The highest court in the US is to decide whether or not a law to keep children away from porn on the internet is unconstitutional.
The law tries to protect children from adult content
It is the second time in two years the courts have been asked to revisit how to control unsuitable content on the net.
Part of the controversial Child Online Protection Act requires those who run websites to ask for credit card details before letting users view adult content.
But the law has continued to anger civil liberty groups who say it is censorship and violates the First Amendment right to freedom of speech.
The Justice Department have appealed to the courts again to decide whether the law places too many restrictions on what material adults have the right to see or buy.
They will also decide if the government has the right to force website operators to implement an adults-only screening system so that children do not have access to harmful material.
The court was told the law was aimed at targeting website operators who use sexually explicit "teasers" which anyone on the net can see.

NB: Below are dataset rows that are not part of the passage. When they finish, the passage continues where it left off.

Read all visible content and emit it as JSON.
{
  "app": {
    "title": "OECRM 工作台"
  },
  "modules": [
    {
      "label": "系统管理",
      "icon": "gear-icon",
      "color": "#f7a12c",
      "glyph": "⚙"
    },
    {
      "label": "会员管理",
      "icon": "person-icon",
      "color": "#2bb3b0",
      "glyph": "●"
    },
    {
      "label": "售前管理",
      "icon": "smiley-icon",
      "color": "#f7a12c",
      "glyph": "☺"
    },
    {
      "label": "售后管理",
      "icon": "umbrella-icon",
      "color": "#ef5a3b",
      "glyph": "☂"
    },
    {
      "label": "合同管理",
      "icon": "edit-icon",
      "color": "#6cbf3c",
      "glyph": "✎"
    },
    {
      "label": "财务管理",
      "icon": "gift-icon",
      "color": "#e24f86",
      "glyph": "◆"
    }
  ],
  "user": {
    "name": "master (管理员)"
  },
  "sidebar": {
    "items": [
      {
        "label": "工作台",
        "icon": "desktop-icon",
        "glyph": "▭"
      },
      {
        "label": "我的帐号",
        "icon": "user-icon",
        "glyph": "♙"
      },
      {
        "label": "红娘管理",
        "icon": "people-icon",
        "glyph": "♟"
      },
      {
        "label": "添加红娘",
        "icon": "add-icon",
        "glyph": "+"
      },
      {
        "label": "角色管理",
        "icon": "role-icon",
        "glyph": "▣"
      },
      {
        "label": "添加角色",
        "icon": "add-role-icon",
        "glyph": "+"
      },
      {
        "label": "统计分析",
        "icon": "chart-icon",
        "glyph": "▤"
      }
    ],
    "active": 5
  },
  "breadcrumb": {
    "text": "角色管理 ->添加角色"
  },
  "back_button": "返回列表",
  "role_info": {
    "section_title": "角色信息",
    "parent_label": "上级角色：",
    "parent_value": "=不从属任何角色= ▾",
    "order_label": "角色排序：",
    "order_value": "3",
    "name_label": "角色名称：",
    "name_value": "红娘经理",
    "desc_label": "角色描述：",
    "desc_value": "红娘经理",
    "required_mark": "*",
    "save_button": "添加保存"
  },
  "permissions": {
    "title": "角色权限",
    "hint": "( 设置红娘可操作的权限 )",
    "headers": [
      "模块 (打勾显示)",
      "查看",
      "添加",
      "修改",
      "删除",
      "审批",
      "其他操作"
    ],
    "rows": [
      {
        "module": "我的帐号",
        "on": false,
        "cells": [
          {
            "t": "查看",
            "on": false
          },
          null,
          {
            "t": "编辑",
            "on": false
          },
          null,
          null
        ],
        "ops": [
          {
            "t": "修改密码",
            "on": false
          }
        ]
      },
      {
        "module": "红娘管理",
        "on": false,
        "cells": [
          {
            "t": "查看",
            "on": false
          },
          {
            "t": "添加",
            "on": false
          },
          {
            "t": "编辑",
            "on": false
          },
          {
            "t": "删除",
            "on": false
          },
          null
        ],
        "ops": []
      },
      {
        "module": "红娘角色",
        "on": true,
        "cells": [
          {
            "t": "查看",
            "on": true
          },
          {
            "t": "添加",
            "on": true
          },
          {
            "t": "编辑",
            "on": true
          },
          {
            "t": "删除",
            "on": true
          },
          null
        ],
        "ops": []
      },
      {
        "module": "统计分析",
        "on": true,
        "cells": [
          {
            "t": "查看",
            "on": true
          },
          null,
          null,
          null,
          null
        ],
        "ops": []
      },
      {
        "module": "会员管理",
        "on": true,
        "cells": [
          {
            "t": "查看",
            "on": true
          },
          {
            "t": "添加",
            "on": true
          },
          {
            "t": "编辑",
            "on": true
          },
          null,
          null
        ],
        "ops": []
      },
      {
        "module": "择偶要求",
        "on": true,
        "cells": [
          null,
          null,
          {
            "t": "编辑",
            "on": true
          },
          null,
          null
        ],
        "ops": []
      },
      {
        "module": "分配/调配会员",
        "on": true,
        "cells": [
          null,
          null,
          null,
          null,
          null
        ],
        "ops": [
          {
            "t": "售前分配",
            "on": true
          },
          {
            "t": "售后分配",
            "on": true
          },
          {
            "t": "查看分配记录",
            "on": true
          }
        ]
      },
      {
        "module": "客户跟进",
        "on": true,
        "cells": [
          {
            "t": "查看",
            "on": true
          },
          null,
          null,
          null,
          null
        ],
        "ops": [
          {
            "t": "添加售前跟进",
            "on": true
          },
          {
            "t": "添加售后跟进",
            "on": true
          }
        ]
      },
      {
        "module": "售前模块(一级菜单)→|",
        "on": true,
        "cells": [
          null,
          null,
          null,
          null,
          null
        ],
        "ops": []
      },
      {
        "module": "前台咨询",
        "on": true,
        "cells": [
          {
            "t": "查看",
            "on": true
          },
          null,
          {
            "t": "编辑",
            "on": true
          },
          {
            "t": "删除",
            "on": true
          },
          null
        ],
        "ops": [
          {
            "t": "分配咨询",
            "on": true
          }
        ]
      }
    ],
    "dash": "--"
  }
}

These are like adverts which tempt surfers to adult sites.
Since it was passed by Congress in 1998, the law has been challenged twice and so never enforced.
In 2002, it was blocked as a result of an appeal brought by the American Civil Liberties Union, online magazine publishers, and other groups who argued it was tantamount to censorship.
A key part of the appeal was about the use of filters to block websites accessed from public libraries.
Civil liberties campaigners argued the filters were not accurate enough and blocked websites which contained information on sexual health and sexuality.
If the law was enforced, violators could face six months in prison and a $50,000 (£30,000) fine.
The Supreme Court justices will hear the arguments in early 2004 and will make their decision on the law by the end of June.